Around the Web

Watch: What is it like being an Indian-American Muslim musician? Zeshan Bagewadi tells you

‘Growing up as the son of immigrants, I think it was cool because you grow up with like a dual mind.’

Mouth stuffed with “desi soul food” at a restaurant named Hyderabadi House, Zeshan Bagewadi talks about his family’s journey from Hyderabad to Chicago in Desi Soul, a biopic on his life. The musician explains his relationship with music and the complexities and subtleties of living in America as an Indian Muslim immigrant in this film made by Loyola University, Chicago, and MALA (Muslim American Leadership Alliance).

“You know, growing up as the son of immigrants, I think it was cool because you grow up with like a dual mind. Like I said, you learn different languages and you learn different customs, different ways of life,” he says in the video. Zeshan was born an Indian-American in Chicago, his parents having immigrated to the United States in the mid-1980s.

“I’m proud of all the melanin in my body.”

Bagewadi isn’t simply an Indian-American or a Muslim, though – he is primarily a singer and a musician. “Music’s taken me to the White House, the Apollo Theatre, taken me to India, taken me to England, Italy...but most importantly, it’s taken me where I am right now,” says the singer, whose claim to fame are his powerful vocals – he used to be an opera singer – and his video, Border Anthems, which unites the Pakistani and Indian national anthems:


Music came to Zeshan early in his life, but after delving into, and studying, classical music and becoming an opera singer, he realised he savoured soul and blues music, which he grew up listening.

“Growing up, black music, particularly blues, rhythm and blues, soul, that was sort of the soundtrack of my childhood,” he says, claiming that the Black experience and narrative has a certain proximity in his life, which he has grown to love and respect, especially the “blue note”, which he feels is “a note of instability” that is “born in oppression” and can be felt on a visceral, real level.

He previously covered and repurposed Cryin’ in the Streets by George Perkins, which supposedly resonates with his own experiences growing up as an Indian-American Muslim in Chicago, and is a song for today’s civil rights struggles:


Bagewadi says, “What I like about this, what I like about singing the music that I sing is that there’s no way it ought to be done, as long as it’s just real, you know?

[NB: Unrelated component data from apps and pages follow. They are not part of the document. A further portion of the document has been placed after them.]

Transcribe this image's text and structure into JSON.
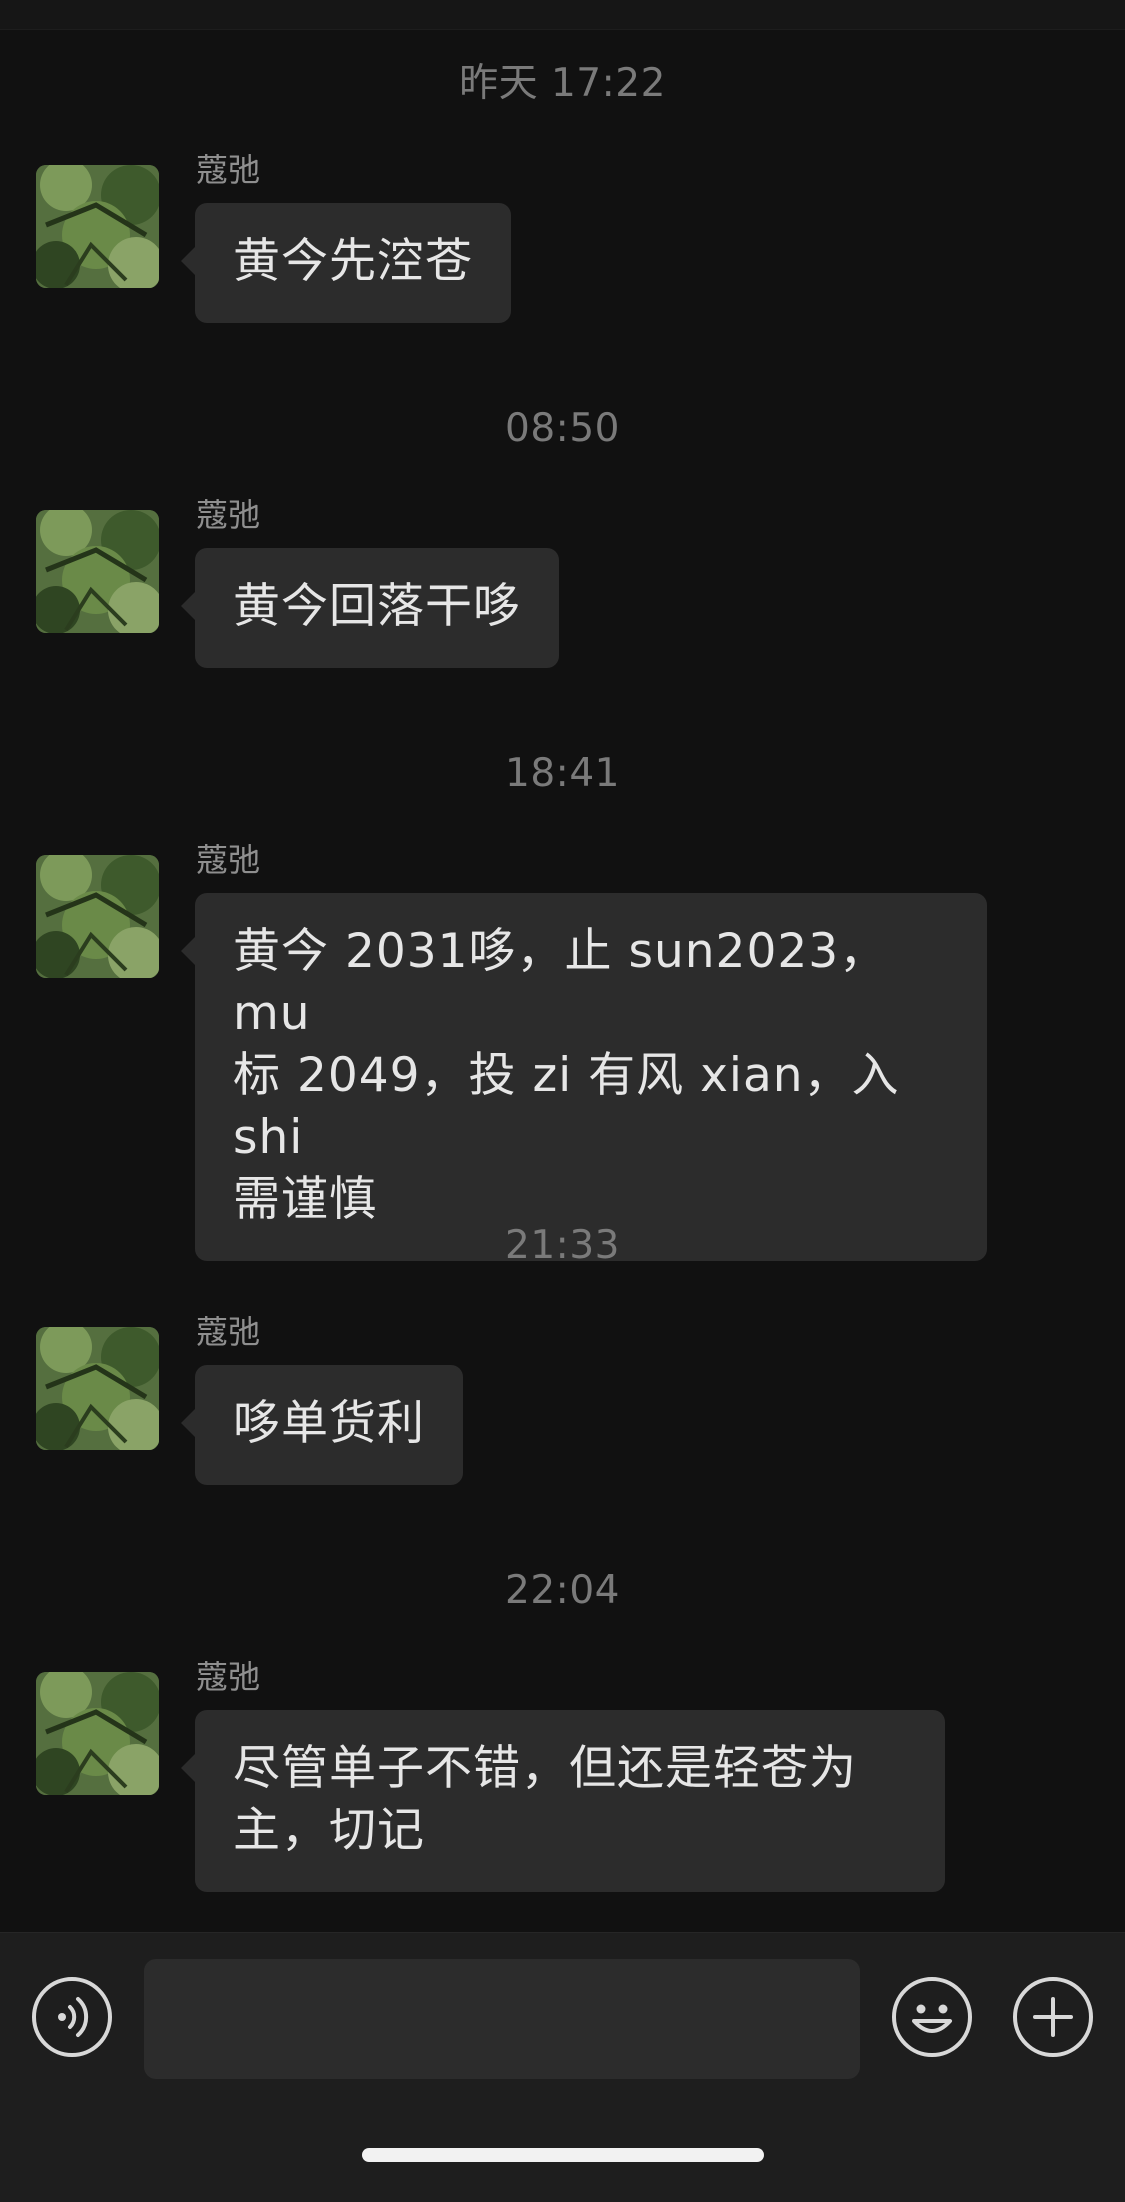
{
  "messages": [
    {
      "timestamp": "昨天 17:22",
      "sender": "蔻弛",
      "text": "黄今先涳苍"
    },
    {
      "timestamp": "08:50",
      "sender": "蔻弛",
      "text": "黄今回落干哆"
    },
    {
      "timestamp": "18:41",
      "sender": "蔻弛",
      "text": "黄今 2031哆，止 sun2023，mu\n标 2049，投 zi 有风 xian，入 shi\n需谨慎"
    },
    {
      "timestamp": "21:33",
      "sender": "蔻弛",
      "text": "哆单货利"
    },
    {
      "timestamp": "22:04",
      "sender": "蔻弛",
      "text": "尽管单子不错，但还是轻苍为\n主，切记"
    }
  ],
  "input": {
    "value": "",
    "placeholder": ""
  },
  "icons": {
    "voice": "voice-icon",
    "emoji": "emoji-icon",
    "plus": "plus-icon"
  },
  "colors": {
    "background": "#111111",
    "bubble": "#2c2c2c",
    "input_bar": "#1e1e1e"
  }
}
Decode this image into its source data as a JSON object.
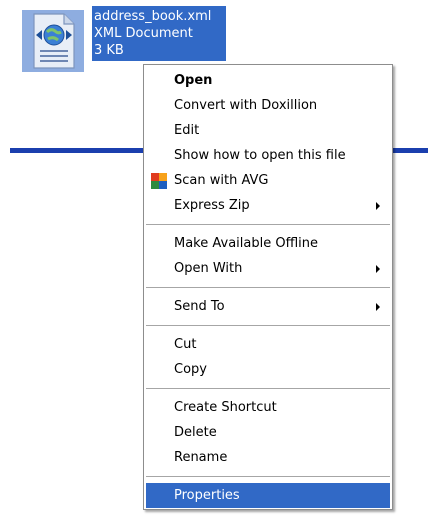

And I dig that.”

We welcome your comments at
Sponsored Content BY 

When did we start parenting our parents?

As our parents grow older, our ‘adulting’ skills are tested like never before.

From answering every homework question to killing every monster under the bed, from soothing every wound with care to crushing anxiety by just the sound of their voice - parents understandably seemed like invincible, know-it-all superheroes all our childhood. It’s no wonder then that reality hits all of a sudden, the first time a parent falls and suffers a slip disc, or wears a thick pair of spectacles to read a restaurant menu - our parents are growing old, and older. It’s a slow process as our parents turn from superheroes to...human.

And just as slow to evolve are the dynamics of our relationship with them. Once upon a time, a peck on the cheek was a frequent ritual. As were handmade birthday cards every year from the artistically inclined, or declaring parents as ‘My Hero’ in school essays. Every parent-child duo could boast of an affectionate ritual - movie nights, cooking Sundays, reading favourite books together etc. The changed dynamic is indeed the most visible in the way we express our affection.

The affection is now expressed in more mature, more subtle ways - ways that mimics that of our own parents’ a lot. When did we start parenting our parents? Was it the first time we offered to foot the electricity bill, or drove them to the doctor, or dragged them along on a much-needed morning walk? Little did we know those innocent acts were but a start of a gradual role reversal.

In adulthood, children’s affection for their parents takes on a sense of responsibility. It includes everything from teaching them how to use smartphones effectively and contributing to family finances to tracking doctor’s appointments and ensuring medicine compliance. Worry and concern, though evidence of love, tend to largely replace old-fashioned patterns of affection between parents and children as the latter grow up.

It’s something that can be easily rectified, though. Start at the simplest - the old-fashioned peck on the cheek. When was the last time you gave your mom or dad a peck on the cheek like a spontaneous five-year-old - for no reason at all? Young parents can take their own children’s behaviour available as inspiration.

As young parents come to understand the responsibilities associated with caring for their parents, they also come to realise that they wouldn’t want their children to go through the same challenges. Creating a safe and secure environment for your family can help you strike a balance between the loving child in you and the caring, responsible adult that you are. A good life insurance plan can help families deal with unforeseen health crises by providing protection against financial loss. Having assurance of a measure of financial security for family can help ease financial tensions considerably, leaving you to focus on being a caring, affectionate child. Moreover,you can eliminate some of the worry for your children when they grow up – as the video below shows.


To learn more about life insurance plans available for your family, see here.

This article was produced by the Scroll marketing team on behalf of SBI Life and not by the Scroll editorial team.